• [TO DO] Could you return all of the records exactly, minus their images?

━━━━━━━━━━━━━━━━━━━━

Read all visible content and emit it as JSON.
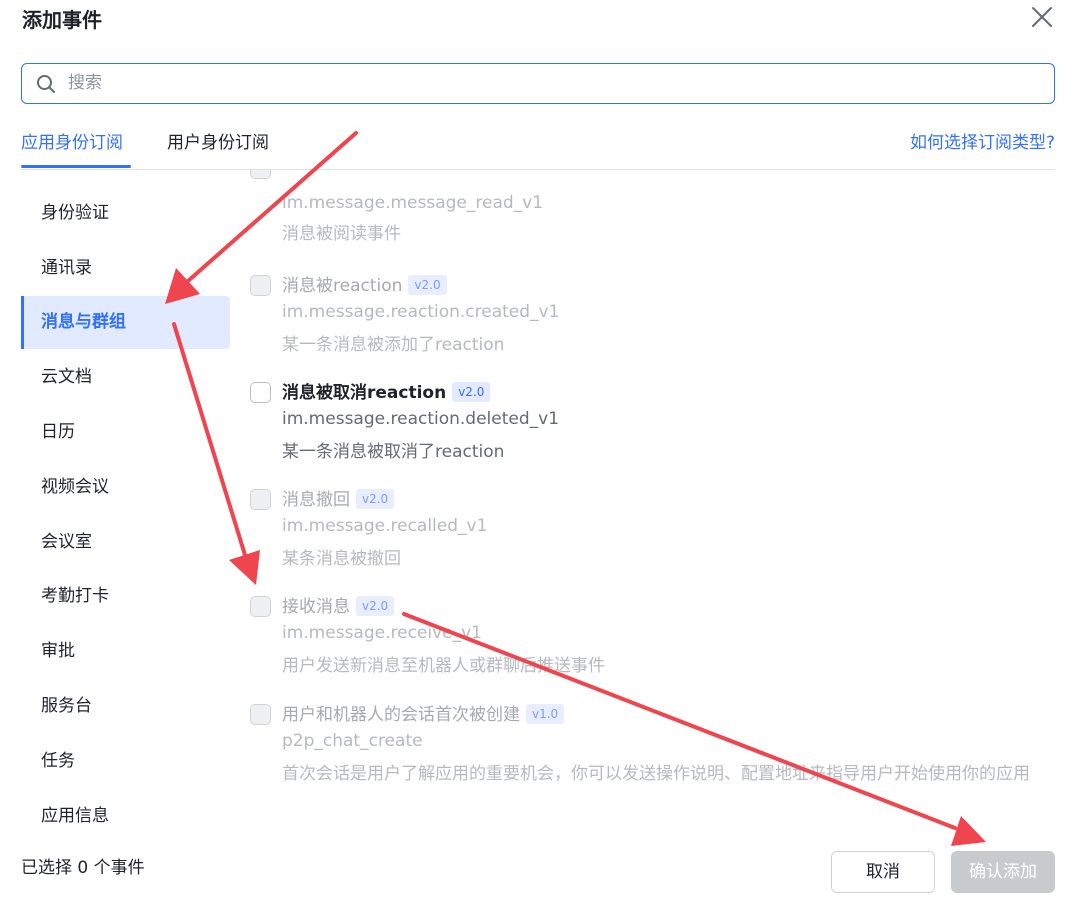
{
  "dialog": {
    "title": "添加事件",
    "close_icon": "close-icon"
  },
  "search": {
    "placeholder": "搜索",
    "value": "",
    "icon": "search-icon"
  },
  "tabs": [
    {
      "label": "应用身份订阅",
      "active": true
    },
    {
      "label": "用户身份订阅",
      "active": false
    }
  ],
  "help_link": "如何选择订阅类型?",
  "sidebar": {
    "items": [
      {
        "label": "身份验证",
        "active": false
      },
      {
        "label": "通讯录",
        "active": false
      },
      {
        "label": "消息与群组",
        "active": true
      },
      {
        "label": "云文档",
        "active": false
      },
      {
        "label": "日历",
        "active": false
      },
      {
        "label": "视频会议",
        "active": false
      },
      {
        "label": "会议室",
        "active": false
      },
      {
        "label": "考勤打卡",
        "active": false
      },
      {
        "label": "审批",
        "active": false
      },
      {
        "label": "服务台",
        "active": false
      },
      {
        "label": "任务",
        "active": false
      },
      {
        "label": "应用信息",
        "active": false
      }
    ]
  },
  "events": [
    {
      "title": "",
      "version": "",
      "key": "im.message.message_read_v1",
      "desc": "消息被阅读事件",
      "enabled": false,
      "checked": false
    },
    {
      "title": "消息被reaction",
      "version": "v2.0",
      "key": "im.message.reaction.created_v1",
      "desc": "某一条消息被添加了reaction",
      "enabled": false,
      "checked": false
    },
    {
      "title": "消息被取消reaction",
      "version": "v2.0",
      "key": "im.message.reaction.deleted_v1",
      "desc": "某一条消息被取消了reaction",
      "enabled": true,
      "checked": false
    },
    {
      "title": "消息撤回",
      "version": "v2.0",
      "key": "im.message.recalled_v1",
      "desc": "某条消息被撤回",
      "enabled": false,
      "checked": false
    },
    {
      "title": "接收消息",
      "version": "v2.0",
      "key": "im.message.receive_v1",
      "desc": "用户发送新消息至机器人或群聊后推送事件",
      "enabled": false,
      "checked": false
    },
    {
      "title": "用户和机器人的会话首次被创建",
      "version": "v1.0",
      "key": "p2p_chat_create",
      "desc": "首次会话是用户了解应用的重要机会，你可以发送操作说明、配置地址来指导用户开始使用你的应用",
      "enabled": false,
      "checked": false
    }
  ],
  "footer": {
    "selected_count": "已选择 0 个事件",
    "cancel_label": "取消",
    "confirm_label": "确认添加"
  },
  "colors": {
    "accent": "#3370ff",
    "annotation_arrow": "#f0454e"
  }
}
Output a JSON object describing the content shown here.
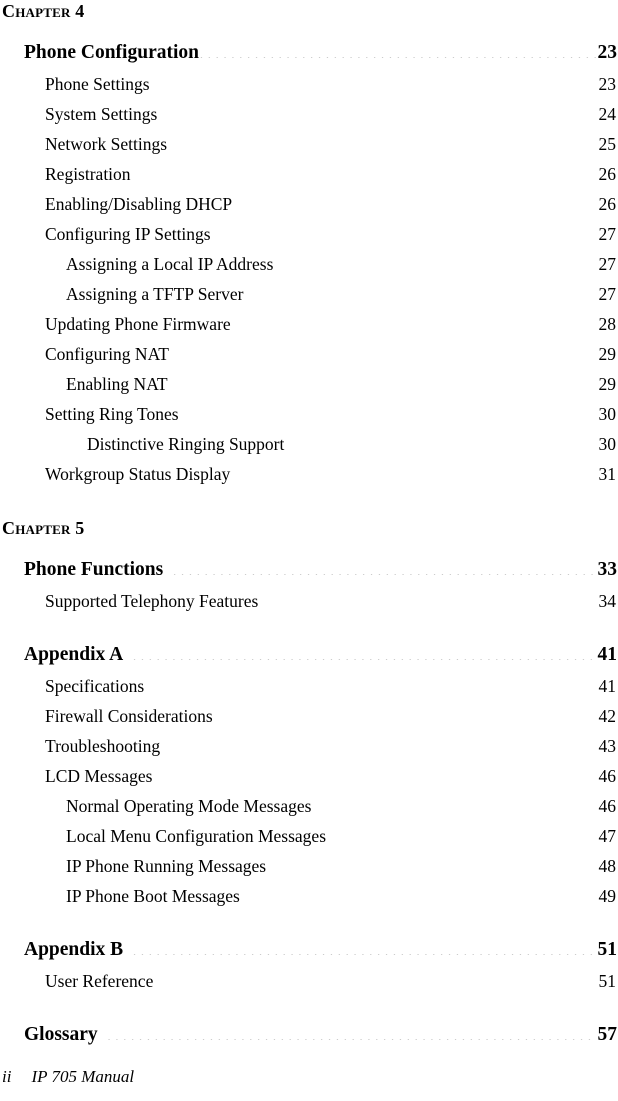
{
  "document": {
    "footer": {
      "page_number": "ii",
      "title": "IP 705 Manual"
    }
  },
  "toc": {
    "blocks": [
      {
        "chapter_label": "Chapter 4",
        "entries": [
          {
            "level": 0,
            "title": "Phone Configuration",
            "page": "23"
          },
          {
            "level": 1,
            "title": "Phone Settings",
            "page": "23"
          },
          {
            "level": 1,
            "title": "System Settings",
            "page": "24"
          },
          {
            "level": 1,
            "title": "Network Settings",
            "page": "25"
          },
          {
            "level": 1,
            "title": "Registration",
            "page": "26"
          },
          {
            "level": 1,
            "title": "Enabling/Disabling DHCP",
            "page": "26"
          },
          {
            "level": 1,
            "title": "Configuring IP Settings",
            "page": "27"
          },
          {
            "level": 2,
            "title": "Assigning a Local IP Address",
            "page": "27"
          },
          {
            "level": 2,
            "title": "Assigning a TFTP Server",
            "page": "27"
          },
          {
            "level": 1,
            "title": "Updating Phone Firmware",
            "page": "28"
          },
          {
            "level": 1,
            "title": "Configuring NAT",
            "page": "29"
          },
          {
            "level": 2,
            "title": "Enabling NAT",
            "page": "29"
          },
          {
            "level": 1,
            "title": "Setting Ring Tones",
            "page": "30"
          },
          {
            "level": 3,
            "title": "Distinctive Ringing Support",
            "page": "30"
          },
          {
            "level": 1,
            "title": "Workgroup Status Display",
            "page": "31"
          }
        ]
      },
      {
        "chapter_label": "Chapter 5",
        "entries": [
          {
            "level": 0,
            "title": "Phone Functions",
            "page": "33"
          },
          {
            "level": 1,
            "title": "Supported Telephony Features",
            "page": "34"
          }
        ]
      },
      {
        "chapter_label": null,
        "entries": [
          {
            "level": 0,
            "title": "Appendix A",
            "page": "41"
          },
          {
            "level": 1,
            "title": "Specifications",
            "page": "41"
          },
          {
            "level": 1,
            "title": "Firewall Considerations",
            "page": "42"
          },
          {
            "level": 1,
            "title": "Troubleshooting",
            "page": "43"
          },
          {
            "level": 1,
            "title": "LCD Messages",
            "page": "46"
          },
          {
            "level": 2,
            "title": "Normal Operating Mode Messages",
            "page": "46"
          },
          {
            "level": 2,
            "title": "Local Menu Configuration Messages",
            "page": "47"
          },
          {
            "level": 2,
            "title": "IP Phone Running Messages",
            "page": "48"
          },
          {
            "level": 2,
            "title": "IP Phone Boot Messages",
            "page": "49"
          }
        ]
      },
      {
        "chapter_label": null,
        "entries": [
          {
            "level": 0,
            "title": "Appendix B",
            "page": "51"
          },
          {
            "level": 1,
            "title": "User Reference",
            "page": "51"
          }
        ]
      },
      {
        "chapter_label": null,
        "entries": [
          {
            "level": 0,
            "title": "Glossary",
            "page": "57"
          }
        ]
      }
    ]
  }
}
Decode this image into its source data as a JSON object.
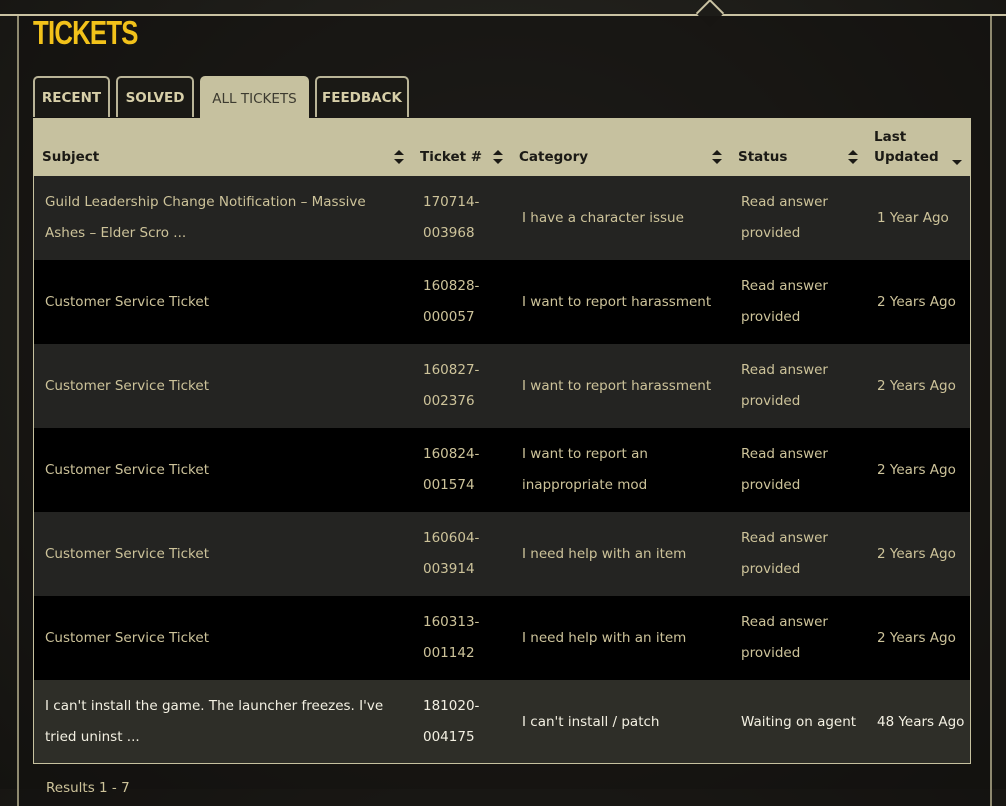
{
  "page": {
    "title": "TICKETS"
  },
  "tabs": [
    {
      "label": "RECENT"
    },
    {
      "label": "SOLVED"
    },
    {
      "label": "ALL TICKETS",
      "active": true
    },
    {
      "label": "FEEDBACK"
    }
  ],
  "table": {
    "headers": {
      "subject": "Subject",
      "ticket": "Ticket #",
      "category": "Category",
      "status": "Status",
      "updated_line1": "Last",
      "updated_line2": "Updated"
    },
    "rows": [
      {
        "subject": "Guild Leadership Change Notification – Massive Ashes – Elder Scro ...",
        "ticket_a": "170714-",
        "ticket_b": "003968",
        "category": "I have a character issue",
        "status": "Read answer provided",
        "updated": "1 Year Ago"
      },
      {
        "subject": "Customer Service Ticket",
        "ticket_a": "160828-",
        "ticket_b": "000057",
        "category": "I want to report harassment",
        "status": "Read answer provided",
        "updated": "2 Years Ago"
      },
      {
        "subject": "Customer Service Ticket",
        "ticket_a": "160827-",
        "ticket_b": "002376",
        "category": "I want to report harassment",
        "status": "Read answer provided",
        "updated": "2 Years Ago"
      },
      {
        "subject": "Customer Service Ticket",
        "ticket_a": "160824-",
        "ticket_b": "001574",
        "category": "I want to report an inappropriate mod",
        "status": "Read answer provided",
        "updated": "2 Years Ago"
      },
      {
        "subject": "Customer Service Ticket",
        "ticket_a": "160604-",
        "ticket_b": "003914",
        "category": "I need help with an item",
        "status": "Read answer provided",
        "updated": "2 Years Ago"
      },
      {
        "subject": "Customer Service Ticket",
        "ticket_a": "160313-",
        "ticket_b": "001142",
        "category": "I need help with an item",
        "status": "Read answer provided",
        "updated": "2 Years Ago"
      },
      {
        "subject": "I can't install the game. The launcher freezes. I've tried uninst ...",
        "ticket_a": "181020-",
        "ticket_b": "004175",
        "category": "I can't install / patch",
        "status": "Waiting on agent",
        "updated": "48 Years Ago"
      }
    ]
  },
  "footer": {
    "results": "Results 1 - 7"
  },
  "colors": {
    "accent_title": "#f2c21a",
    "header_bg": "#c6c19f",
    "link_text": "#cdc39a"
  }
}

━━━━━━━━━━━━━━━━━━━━

• [FINAL ANSWER]
Read all visible content and emit it as JSON.
{
  "dialog": {
    "title": "添加事件",
    "close_icon": "close-icon"
  },
  "search": {
    "placeholder": "搜索",
    "value": "",
    "icon": "search-icon"
  },
  "tabs": [
    {
      "label": "应用身份订阅",
      "active": true
    },
    {
      "label": "用户身份订阅",
      "active": false
    }
  ],
  "help_link": "如何选择订阅类型?",
  "sidebar": {
    "items": [
      {
        "label": "身份验证",
        "active": false
      },
      {
        "label": "通讯录",
        "active": false
      },
      {
        "label": "消息与群组",
        "active": true
      },
      {
        "label": "云文档",
        "active": false
      },
      {
        "label": "日历",
        "active": false
      },
      {
        "label": "视频会议",
        "active": false
      },
      {
        "label": "会议室",
        "active": false
      },
      {
        "label": "考勤打卡",
        "active": false
      },
      {
        "label": "审批",
        "active": false
      },
      {
        "label": "服务台",
        "active": false
      },
      {
        "label": "任务",
        "active": false
      },
      {
        "label": "应用信息",
        "active": false
      }
    ]
  },
  "events": [
    {
      "title": "",
      "version": "",
      "key": "im.message.message_read_v1",
      "desc": "消息被阅读事件",
      "enabled": false,
      "checked": false
    },
    {
      "title": "消息被reaction",
      "version": "v2.0",
      "key": "im.message.reaction.created_v1",
      "desc": "某一条消息被添加了reaction",
      "enabled": false,
      "checked": false
    },
    {
      "title": "消息被取消reaction",
      "version": "v2.0",
      "key": "im.message.reaction.deleted_v1",
      "desc": "某一条消息被取消了reaction",
      "enabled": true,
      "checked": false
    },
    {
      "title": "消息撤回",
      "version": "v2.0",
      "key": "im.message.recalled_v1",
      "desc": "某条消息被撤回",
      "enabled": false,
      "checked": false
    },
    {
      "title": "接收消息",
      "version": "v2.0",
      "key": "im.message.receive_v1",
      "desc": "用户发送新消息至机器人或群聊后推送事件",
      "enabled": false,
      "checked": false
    },
    {
      "title": "用户和机器人的会话首次被创建",
      "version": "v1.0",
      "key": "p2p_chat_create",
      "desc": "首次会话是用户了解应用的重要机会，你可以发送操作说明、配置地址来指导用户开始使用你的应用",
      "enabled": false,
      "checked": false
    }
  ],
  "footer": {
    "selected_count": "已选择 0 个事件",
    "cancel_label": "取消",
    "confirm_label": "确认添加"
  },
  "colors": {
    "accent": "#3370ff",
    "annotation_arrow": "#f0454e"
  }
}
Output a JSON object describing the content shown here.
{
  "document": {
    "footer": {
      "page_number": "ii",
      "title": "IP 705 Manual"
    }
  },
  "toc": {
    "blocks": [
      {
        "chapter_label": "Chapter 4",
        "entries": [
          {
            "level": 0,
            "title": "Phone Configuration",
            "page": "23"
          },
          {
            "level": 1,
            "title": "Phone Settings",
            "page": "23"
          },
          {
            "level": 1,
            "title": "System Settings",
            "page": "24"
          },
          {
            "level": 1,
            "title": "Network Settings",
            "page": "25"
          },
          {
            "level": 1,
            "title": "Registration",
            "page": "26"
          },
          {
            "level": 1,
            "title": "Enabling/Disabling DHCP",
            "page": "26"
          },
          {
            "level": 1,
            "title": "Configuring IP Settings",
            "page": "27"
          },
          {
            "level": 2,
            "title": "Assigning a Local IP Address",
            "page": "27"
          },
          {
            "level": 2,
            "title": "Assigning a TFTP Server",
            "page": "27"
          },
          {
            "level": 1,
            "title": "Updating Phone Firmware",
            "page": "28"
          },
          {
            "level": 1,
            "title": "Configuring NAT",
            "page": "29"
          },
          {
            "level": 2,
            "title": "Enabling NAT",
            "page": "29"
          },
          {
            "level": 1,
            "title": "Setting Ring Tones",
            "page": "30"
          },
          {
            "level": 3,
            "title": "Distinctive Ringing Support",
            "page": "30"
          },
          {
            "level": 1,
            "title": "Workgroup Status Display",
            "page": "31"
          }
        ]
      },
      {
        "chapter_label": "Chapter 5",
        "entries": [
          {
            "level": 0,
            "title": "Phone Functions",
            "page": "33"
          },
          {
            "level": 1,
            "title": "Supported Telephony Features",
            "page": "34"
          }
        ]
      },
      {
        "chapter_label": null,
        "entries": [
          {
            "level": 0,
            "title": "Appendix A",
            "page": "41"
          },
          {
            "level": 1,
            "title": "Specifications",
            "page": "41"
          },
          {
            "level": 1,
            "title": "Firewall Considerations",
            "page": "42"
          },
          {
            "level": 1,
            "title": "Troubleshooting",
            "page": "43"
          },
          {
            "level": 1,
            "title": "LCD Messages",
            "page": "46"
          },
          {
            "level": 2,
            "title": "Normal Operating Mode Messages",
            "page": "46"
          },
          {
            "level": 2,
            "title": "Local Menu Configuration Messages",
            "page": "47"
          },
          {
            "level": 2,
            "title": "IP Phone Running Messages",
            "page": "48"
          },
          {
            "level": 2,
            "title": "IP Phone Boot Messages",
            "page": "49"
          }
        ]
      },
      {
        "chapter_label": null,
        "entries": [
          {
            "level": 0,
            "title": "Appendix B",
            "page": "51"
          },
          {
            "level": 1,
            "title": "User Reference",
            "page": "51"
          }
        ]
      },
      {
        "chapter_label": null,
        "entries": [
          {
            "level": 0,
            "title": "Glossary",
            "page": "57"
          }
        ]
      }
    ]
  }
}
Decode this image into its source data as a JSON object.
{
  "page": {
    "title": "TICKETS"
  },
  "tabs": [
    {
      "label": "RECENT"
    },
    {
      "label": "SOLVED"
    },
    {
      "label": "ALL TICKETS",
      "active": true
    },
    {
      "label": "FEEDBACK"
    }
  ],
  "table": {
    "headers": {
      "subject": "Subject",
      "ticket": "Ticket #",
      "category": "Category",
      "status": "Status",
      "updated_line1": "Last",
      "updated_line2": "Updated"
    },
    "rows": [
      {
        "subject": "Guild Leadership Change Notification – Massive Ashes – Elder Scro ...",
        "ticket_a": "170714-",
        "ticket_b": "003968",
        "category": "I have a character issue",
        "status": "Read answer provided",
        "updated": "1 Year Ago"
      },
      {
        "subject": "Customer Service Ticket",
        "ticket_a": "160828-",
        "ticket_b": "000057",
        "category": "I want to report harassment",
        "status": "Read answer provided",
        "updated": "2 Years Ago"
      },
      {
        "subject": "Customer Service Ticket",
        "ticket_a": "160827-",
        "ticket_b": "002376",
        "category": "I want to report harassment",
        "status": "Read answer provided",
        "updated": "2 Years Ago"
      },
      {
        "subject": "Customer Service Ticket",
        "ticket_a": "160824-",
        "ticket_b": "001574",
        "category": "I want to report an inappropriate mod",
        "status": "Read answer provided",
        "updated": "2 Years Ago"
      },
      {
        "subject": "Customer Service Ticket",
        "ticket_a": "160604-",
        "ticket_b": "003914",
        "category": "I need help with an item",
        "status": "Read answer provided",
        "updated": "2 Years Ago"
      },
      {
        "subject": "Customer Service Ticket",
        "ticket_a": "160313-",
        "ticket_b": "001142",
        "category": "I need help with an item",
        "status": "Read answer provided",
        "updated": "2 Years Ago"
      },
      {
        "subject": "I can't install the game. The launcher freezes. I've tried uninst ...",
        "ticket_a": "181020-",
        "ticket_b": "004175",
        "category": "I can't install / patch",
        "status": "Waiting on agent",
        "updated": "48 Years Ago"
      }
    ]
  },
  "footer": {
    "results": "Results 1 - 7"
  },
  "colors": {
    "accent_title": "#f2c21a",
    "header_bg": "#c6c19f",
    "link_text": "#cdc39a"
  }
}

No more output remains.